Julia was a shy, expressive loner who cultivated her eccentricity with a sense of dignity and fun, all of which I could very much relate to being in my own ways, odd fairy child that I was. She was a Berkeley icon. I’m glad I got to meet her and witness her fun bubbles in 1970s downtown Berkeley. May Julia Vinograd rest in peaceful eternity, blowing bubbles while floating happily on a big one of her own as she recites poetry to the universe.
I’m thinking right now about family, including extended community family, such as those folks I grew up knowing who were friends of mine and/or of my parents. A few days ago, a man named Dale Pendell, father of Marici Pendell and grandfather of Scarlett Macdonald, shed his mortal coil due to cancer, aged 70 years.
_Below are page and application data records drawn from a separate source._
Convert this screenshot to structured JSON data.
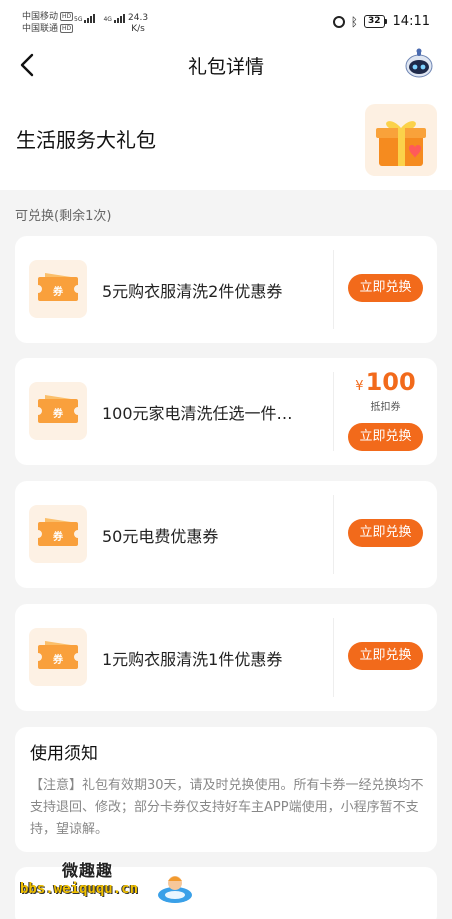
{
  "status_bar": {
    "carrier1": "中国移动",
    "carrier2": "中国联通",
    "net_badge": "HD",
    "sig1": "5G",
    "sig2": "4G",
    "speed_value": "24.3",
    "speed_unit": "K/s",
    "battery": "32",
    "time": "14:11"
  },
  "nav": {
    "title": "礼包详情"
  },
  "package": {
    "title": "生活服务大礼包"
  },
  "section_label": "可兑换(剩余1次)",
  "coupons": [
    {
      "icon_label": "券",
      "name": "5元购衣服清洗2件优惠券",
      "button": "立即兑换"
    },
    {
      "icon_label": "券",
      "name": "100元家电清洗任选一件…",
      "price_symbol": "¥",
      "price": "100",
      "price_note": "抵扣券",
      "button": "立即兑换"
    },
    {
      "icon_label": "券",
      "name": "50元电费优惠券",
      "button": "立即兑换"
    },
    {
      "icon_label": "券",
      "name": "1元购衣服清洗1件优惠券",
      "button": "立即兑换"
    }
  ],
  "notice": {
    "title": "使用须知",
    "text": "【注意】礼包有效期30天，请及时兑换使用。所有卡券一经兑换均不支持退回、修改；部分卡券仅支持好车主APP端使用，小程序暂不支持，望谅解。"
  },
  "watermark": {
    "title": "微趣趣",
    "url": "bbs.weiququ.cn"
  },
  "colors": {
    "accent": "#f26a1b",
    "coupon_bg": "#fdf1e4",
    "page_bg": "#f4f4f4"
  }
}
He was nothing short of brilliant, a deep thinker who wrote out his thoughts in poetry and informational books about entheogenic substances. (Feel free to look up “entheogen” if you don’t know what that means.) Like my father, he had a restless spirit but settled down in later years, grounding himself in hearth and home with a woman, Laura Pendell, who cared for him deeply and who he, to my knowledge, loved back fully. Over the years, largely due to my moving out East, I lost touch with Dale. I was able to hear about how he was doing from time to time through his daughter, my mother, my sister, and my father. He was an active participant in the progressive, West Coast hippie and poetry movement I grew up within, which played a huge part in molding me into the person I am today. What I’m left with right now is sadness and humbleness, a sense that I am carrying a tall order inside me, which is the commitment to live the values of creativity, intellectual freedom, justice and fairness for all, and other powerful ethics and strivings that would take a lot of time for me to list off here. The threads run deep throughout my psyche. Dale lived genuinely from all of these principles, wild and selfish though he could be in his younger years. But, without his wildness, I don’t think he could have pioneered the way he did in life. I am certain his books and ideas will become more well-known templates of thought over time, even if in small cultural and intellectual circles carrying them like sacred flames. I only hope I can help keep his wonderful legacy going through how I live my own life. The world lost a great man and I’m so honored I grew up knowing him. Dale Pendell, may you dance with the Divine now and always, wild and free.
[Pictured from left to right: Robyn Martin (another long-time family friend), me, and Dale Pendell on September 30th, 2006. This was at the wedding of my father Philip Daughtry to Rita George-Daughtry. It was the last time I saw Dale in person.]
Once in a rare while, a loss of someone hits me harder than I imagined it would or should. Such has been the case for me with a friend of mine, who died suddenly on September 29th. This is what I wrote about him elsewhere:
Rand’s presence was fully present, including his love. Right there, emanating from him. Amazing. If only more people in general could be themselves like Rand was able to be, the world would be a better place. Earth has lost a profoundly wonderful human being in Rand, though his soul lives on, including through us all who knew and loved him, the way he loved us. I feel this is our charge in the world now, to lead with his love mixed inside of us, to live from that place of solid authenticity and calm yet fierce love. That is a big part of Rand’s legacy and it’s up to each of us to pass it along through living honestly from ourselves, our and his love.